1) Manage the Basics:
Most people need a job to receive a paycheck so they can pay their bills. This basic need means that it’s important to be competitive in financial matters. Benchmark the jobs your employees perform to find the typical pay for your industry and your market. Structure the pay scale in such a way to ensure that if a competitor tries to woo your employees away, financial considerations won’t be the reason they might entertain such a conversation.
Note: Don’t forget about ‘add-ons.’ In addition to a competitive salary or hourly wage, consider a bonus pool of some sort. Bonus programs have a positive effect on perceived financial enticements, and can be used to incentivize specific efforts around a particular goal. This tends to increase an employee’s emotional investment in the company‘s success.
2) Reinforce the Company Vision

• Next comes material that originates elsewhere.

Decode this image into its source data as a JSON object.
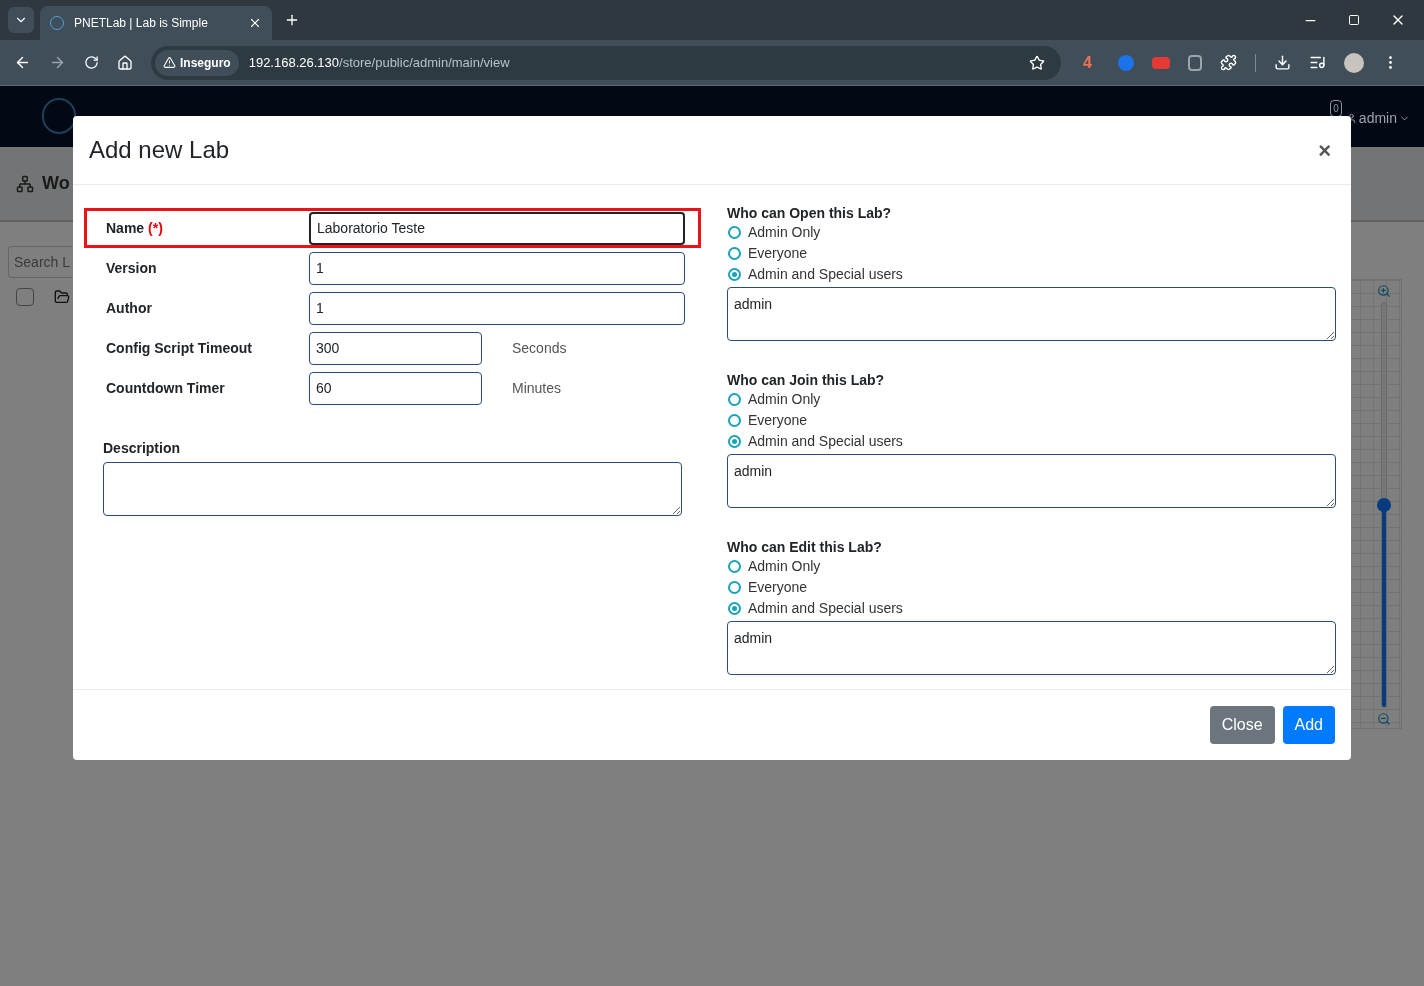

People like to feel that they are a part of something bigger than themselves. By keeping the larger strategic reasons-for-being constantly in the forefront, employees will remember why they like this company and how they are contributing to the greater good. This gives employees additional motivation because their jobs have purpose and meaning beyond just their own individual wants and needs.
People also like to take pride in the work they are doing. Sharing the company vision elevates everyday tasks and adds more meaning to everyone’s work.
3) Measure and report
When you set annual, monthly, or even weekly goals, make sure they are SMART goals: Specific, Measurable, Action-Oriented, Reasonable and Time-Bound. This makes the goals very tangible for employees to see what they are trying to accomplish and how close they are to achieving those goals. Regularly reporting on progress increases accountability and keeps those goals front and center. It also helps people stay focused on the tasks at hand.
4) Create a culture of connection
People want to feel a sense of community and belonging. While it’s nice if you can connect personally with your employees, that is not always possible. What is important, however, is that they connect with someone. Foster an environment of respect and appreciation, and create
opportunities for people to interact with one another. This could be a structured opportunity, like a monthly birthday celebration or a company picnic, or it could be less defined, such as a break room where everyone gathers or a lunchroom where people eat together.
By creating a connected culture, people will also feel more accountable to one another, and this will reinforce positive ethical behavior. When you care for the people you work with, it’s harder to be dishonest, cut corners, or slack off, as no one wants to disappoint those they like and respect.
While these steps seem very basic, it actually requires a sophisticated human resources mindset to structure company activities around these dynamics. The benefits, though, are definitely worth the effort. if your company is known as ‘the place where everyone wants to work,’ recruiting new employees gets even easier. Taking time with these efforts now will be fruitful down the road, opening you up to a higher caliber of potential employees from which to choose.
If you implement these concepts, you’ll have employees that are more:
In addition to making it more pleasant to come to work every day, these qualities can translate directly to your bottom line.
Tracy Switzer is the founder and owner of Shelter Works, a company that manufactures custom-engineered fiberglass field equipment shelters for use in the natural gas, water, waste water, telecom, and other utility industries. Tracy is an advocate for creating a positive culture for the 25 employees of Shelter Works; this attitude has resulted in a median tenure there that is 35% higher than the national average.